Efforts to conserve cherished species like sea turtles inherently help protect these valuable cultural heritage sites and practices for future generations. However, modernization continues to erode such ancestral connections to nature across the globe.

8. Hope for the Future

Despite facing an uncertain future, there are reasons to remain hopeful sea turtle populations can rebound through dedicated conservation efforts. Most hawksbill sea turtle populations in the Atlantic, for example, have been rising over the past few decades thanks to protections of their nesting beaches and coastal feeding grounds.

Leatherbacks in the Atlantic and populations of green and loggerhead sea turtles have also stabilized or grown slightly in recent years after facing potential extinction. However, the critically endangered Kemp’s ridley sea turtle and leatherbacks in the Pacific continue to decline.

Maintaining recovery momentum for sea turtles worldwide requires sustained community education, policy change, habitat protections, and responsible ecotourism focused on these iconic marine reptiles. With some Species over 100 million years in age, sea turtles can outlive humanity’s impact if balance is restored soon to the oceans they depend on and we depend on them to maintain.

In summary, all species of sea turtle play an outsized role in balancing marine ecosystems and offering hope for combating climate change.
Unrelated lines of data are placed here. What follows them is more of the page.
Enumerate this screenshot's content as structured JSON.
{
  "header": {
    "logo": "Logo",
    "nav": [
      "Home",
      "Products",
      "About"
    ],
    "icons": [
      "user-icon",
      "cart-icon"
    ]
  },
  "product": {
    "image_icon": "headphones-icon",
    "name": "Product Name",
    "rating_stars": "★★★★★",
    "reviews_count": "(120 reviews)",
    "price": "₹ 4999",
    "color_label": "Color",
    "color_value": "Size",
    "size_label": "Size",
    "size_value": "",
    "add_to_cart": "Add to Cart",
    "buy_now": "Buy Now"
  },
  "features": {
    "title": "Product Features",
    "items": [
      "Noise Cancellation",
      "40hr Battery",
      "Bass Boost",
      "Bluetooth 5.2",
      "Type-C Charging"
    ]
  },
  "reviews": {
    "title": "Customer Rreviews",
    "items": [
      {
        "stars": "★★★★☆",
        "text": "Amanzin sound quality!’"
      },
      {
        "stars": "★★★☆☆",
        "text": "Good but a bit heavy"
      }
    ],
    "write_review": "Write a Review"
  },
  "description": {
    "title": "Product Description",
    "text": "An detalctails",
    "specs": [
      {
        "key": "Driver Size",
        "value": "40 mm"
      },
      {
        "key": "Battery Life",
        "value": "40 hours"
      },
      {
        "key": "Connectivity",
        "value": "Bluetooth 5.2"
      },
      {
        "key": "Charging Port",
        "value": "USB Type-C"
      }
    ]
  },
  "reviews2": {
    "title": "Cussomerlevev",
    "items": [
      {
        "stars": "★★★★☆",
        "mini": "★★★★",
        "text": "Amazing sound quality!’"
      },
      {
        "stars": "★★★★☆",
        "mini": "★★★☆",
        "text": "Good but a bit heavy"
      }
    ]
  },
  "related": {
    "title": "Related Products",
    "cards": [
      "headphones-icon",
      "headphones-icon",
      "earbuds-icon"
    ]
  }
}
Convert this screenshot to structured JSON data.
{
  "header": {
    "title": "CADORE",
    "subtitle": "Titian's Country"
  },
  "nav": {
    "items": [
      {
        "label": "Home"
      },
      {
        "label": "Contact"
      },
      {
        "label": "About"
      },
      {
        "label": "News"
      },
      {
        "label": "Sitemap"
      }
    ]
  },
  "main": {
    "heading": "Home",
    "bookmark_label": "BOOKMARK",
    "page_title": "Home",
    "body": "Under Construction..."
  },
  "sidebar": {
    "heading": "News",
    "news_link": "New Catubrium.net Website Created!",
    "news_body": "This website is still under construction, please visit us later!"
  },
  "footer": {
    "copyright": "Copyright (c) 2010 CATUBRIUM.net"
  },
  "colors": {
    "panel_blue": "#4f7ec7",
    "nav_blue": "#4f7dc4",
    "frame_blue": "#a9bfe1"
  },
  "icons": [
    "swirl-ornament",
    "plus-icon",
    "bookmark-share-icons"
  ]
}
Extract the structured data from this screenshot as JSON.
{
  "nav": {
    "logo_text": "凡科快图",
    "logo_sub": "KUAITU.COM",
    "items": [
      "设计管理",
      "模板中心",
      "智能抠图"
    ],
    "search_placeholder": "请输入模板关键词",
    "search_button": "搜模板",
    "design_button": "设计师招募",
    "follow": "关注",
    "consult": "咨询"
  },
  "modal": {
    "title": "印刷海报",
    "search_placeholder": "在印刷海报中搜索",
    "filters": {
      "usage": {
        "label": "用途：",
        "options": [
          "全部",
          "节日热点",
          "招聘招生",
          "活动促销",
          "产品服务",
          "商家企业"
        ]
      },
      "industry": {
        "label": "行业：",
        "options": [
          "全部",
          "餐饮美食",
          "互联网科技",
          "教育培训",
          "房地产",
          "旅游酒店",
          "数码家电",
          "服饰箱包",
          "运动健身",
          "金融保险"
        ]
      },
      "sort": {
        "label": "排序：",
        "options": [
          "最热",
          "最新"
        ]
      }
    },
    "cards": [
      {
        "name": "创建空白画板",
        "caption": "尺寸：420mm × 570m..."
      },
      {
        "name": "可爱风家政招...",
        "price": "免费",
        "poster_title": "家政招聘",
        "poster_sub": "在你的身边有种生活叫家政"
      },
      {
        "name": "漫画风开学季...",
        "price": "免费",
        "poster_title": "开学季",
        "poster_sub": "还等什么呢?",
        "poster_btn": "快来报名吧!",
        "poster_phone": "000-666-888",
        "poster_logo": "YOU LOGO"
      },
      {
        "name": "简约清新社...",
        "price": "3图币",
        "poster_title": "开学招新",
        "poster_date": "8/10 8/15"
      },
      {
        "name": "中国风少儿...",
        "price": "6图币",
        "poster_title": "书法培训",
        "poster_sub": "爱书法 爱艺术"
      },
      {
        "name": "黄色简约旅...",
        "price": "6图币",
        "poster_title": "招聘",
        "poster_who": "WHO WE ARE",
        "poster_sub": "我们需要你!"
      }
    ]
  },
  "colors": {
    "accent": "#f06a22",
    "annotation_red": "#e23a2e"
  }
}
Yet human activities like overfishing, pollution, habitat destruction, unsustainable harvest of turtle eggs, and unrestrained coastal development continue threatening the future of these ancient mariners.

Only through conscious conservation efforts can we ensure sea turtles thrive for millions more years, continuing their reign as true monarchs of the seas.